    • δία + accusative articular infinitive = “because” (explains reason for)
      • e.g. αὐτὸς δὲ Ἰησοῦς οὐκ ἐπίστευεν αὐτὸν αὐτοῖς διὰ τὸ αὐτὸν γινώσκειν πάντας (John 2.24)
  • Temporal (32.15.4-6 examples)
    • πρό + genitive articular infinitive = “before”
      • e.g. οἶδεν γὰρ ὁ πατὴρ ὑμῶν ὧν χρείαν ἔχετε πρὸ τοῦ ὑμᾶς αἰτῆσαι αὐτόν. (Matthew 6.8)
    • ἐν + dative articular infinitive = “when / while”
      • e.g. προσεῖχον δὲ οἱ ὄχλοι τοῖς λεγομένοις ὑπὸ τοῦ Φιλίππου ὁμοθυμαδὸν ἐν τῷ ἀκούειν αὐτοὺς καὶ βλέπειν τὰ σημεῖα ἃ ἐποίει. (Acts 8.6)
    • μετά + accusative articular infinitive = “after”
      • e.g. μετὰ δὲ τὸ ἐγερθῆναί με προάξω ὑμᾶς εἰς τὴν Γαλιλαίαν. (Matthew 26.32)
  • See also GGBB pp.587-611

Exegetical Insights

1Cor. 15.25 - δεῖ γὰρ αὐτὸν βασιλεύειν ἄχρι οὗ θῇ πάντας τοὺς ἐχθροὺς ὑπὸ τοὺς πόδας αὐτοῦ.

  • Signicance of the continuous aspect of the Present Infinitive

New Vocabulary

Scripture Memory for next class

Luke 5.32 - οὐκ ἐλήλυθα καλέσαι δικαίους ἀλλὰ ἁμαρτωλοὺς εἰς μετάνοιαν.

Infinitive of Purpose

Video Lectures

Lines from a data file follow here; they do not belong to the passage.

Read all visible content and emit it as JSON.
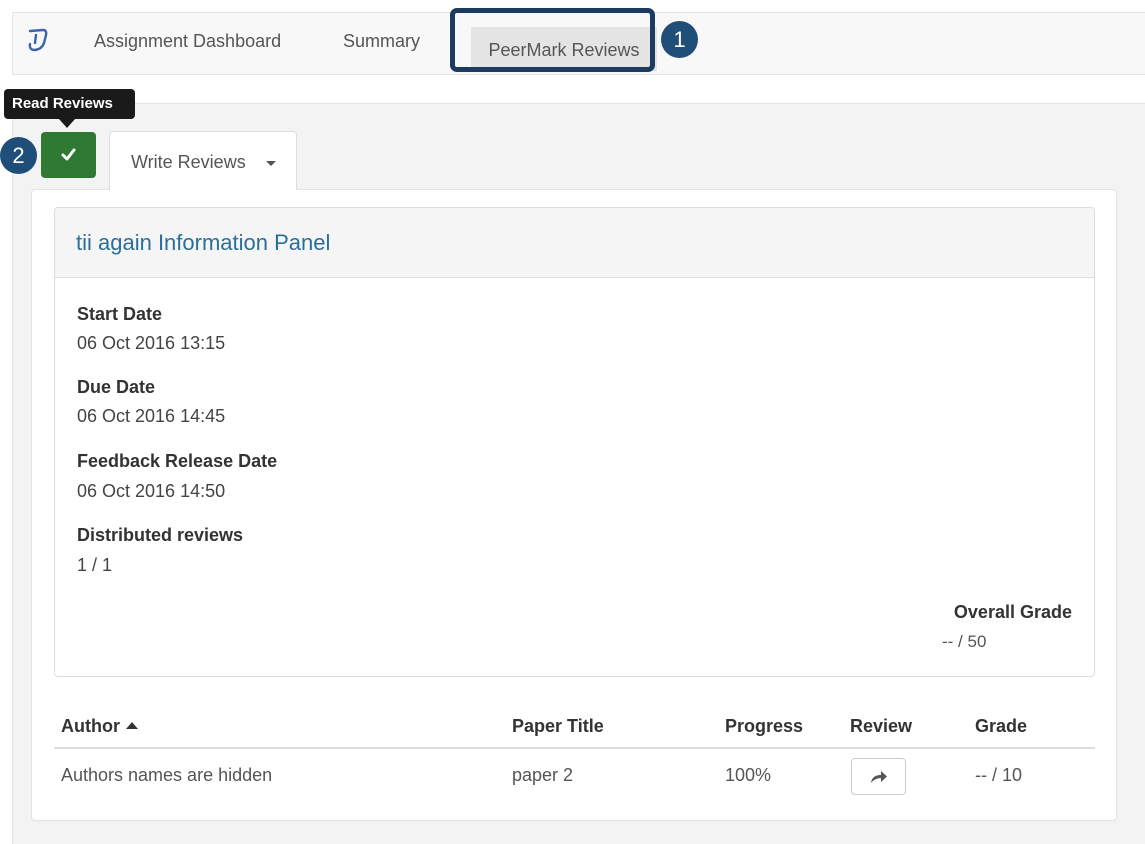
{
  "nav": {
    "items": [
      {
        "label": "Assignment Dashboard"
      },
      {
        "label": "Summary"
      },
      {
        "label": "PeerMark Reviews",
        "active": true
      }
    ]
  },
  "callouts": [
    "1",
    "2"
  ],
  "tooltip": "Read Reviews",
  "tabs": {
    "write_reviews": "Write Reviews"
  },
  "info_panel": {
    "title": "tii again Information Panel",
    "fields": [
      {
        "label": "Start Date",
        "value": "06 Oct 2016 13:15"
      },
      {
        "label": "Due Date",
        "value": "06 Oct 2016 14:45"
      },
      {
        "label": "Feedback Release Date",
        "value": "06 Oct 2016 14:50"
      },
      {
        "label": "Distributed reviews",
        "value": "1 / 1"
      }
    ],
    "overall_grade": {
      "label": "Overall Grade",
      "value": "-- / 50"
    }
  },
  "table": {
    "headers": [
      "Author",
      "Paper Title",
      "Progress",
      "Review",
      "Grade"
    ],
    "rows": [
      [
        "Authors names are hidden",
        "paper 2",
        "100%",
        "",
        "-- / 10"
      ]
    ]
  },
  "colors": {
    "accent": "#2e7a33",
    "callout": "#1f4e79",
    "title_link": "#2a6f97"
  },
  "icons": [
    "turnitin-logo-icon",
    "checkmark-icon",
    "caret-down-icon",
    "sort-up-icon",
    "share-arrow-icon"
  ]
}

  • Weekly Memorization: Luke 5.32
  • Review past memory passages
  • Complete workbook exercise 32 on Infinitives
  • Prepare for quiz next week on chapter 32 - Infinitives
    • Memorize the 12 forms
    • What case is functions as the “subject” of the infinitive
    • Understanding the uses of the Infinitive
  • Read chapter 33 on Imperatives
  • Continue your life habit of reading Greek aloud
  • Continue taking your Greek NT to church with you, and follow along as you are able
  • Make plans to acquire the required texts for the 2nd half of the semester

The Lord's Prayer

ΚΑΤΑ ΜΑθθΑΙΟΝ 6.9-13
Πάτερ ἡμῶν ὁ ἐν τοῖς οὐρανοῖς·
    ἁγιασθήτω τὸ ὄνομά σου·
    ἐλθέτω ἡ βασιλεία σου·
    γενηθήτω τὸ θέλημά σου, ὡς ἐν οὐρανῷ καὶ ἐπὶ γῆς·
τὸν ἄρτον ἡμῶν τὸν ἐπιούσιον δὸς ἡμῖν σήμερον·
καὶ ἄφες ἡμῖν τὰ ὀφειλήματα ἡμῶν, ὡς καὶ ἡμεῖς ἀφήκαμεν τοῖς ὀφειλέταις ἡμῶν·
καὶ μὴ εἰσενέγκῃς ἡμᾶς εἰς πειρασμόν, ἀλλὰ ῥῦσαι ἡμᾶς ἀπὸ τοῦ πονηροῦ.
ὅτι σοῦ ἐστιν ἡ βασιλεία καὶ ἡ δύναμις καὶ ἡ δόξα εἰς τοὺς αἰῶνας. ἀμήν.

χάρις ὑμῖν καὶ εἰρήνη,
Διδάσκαλος Ἀνδρέας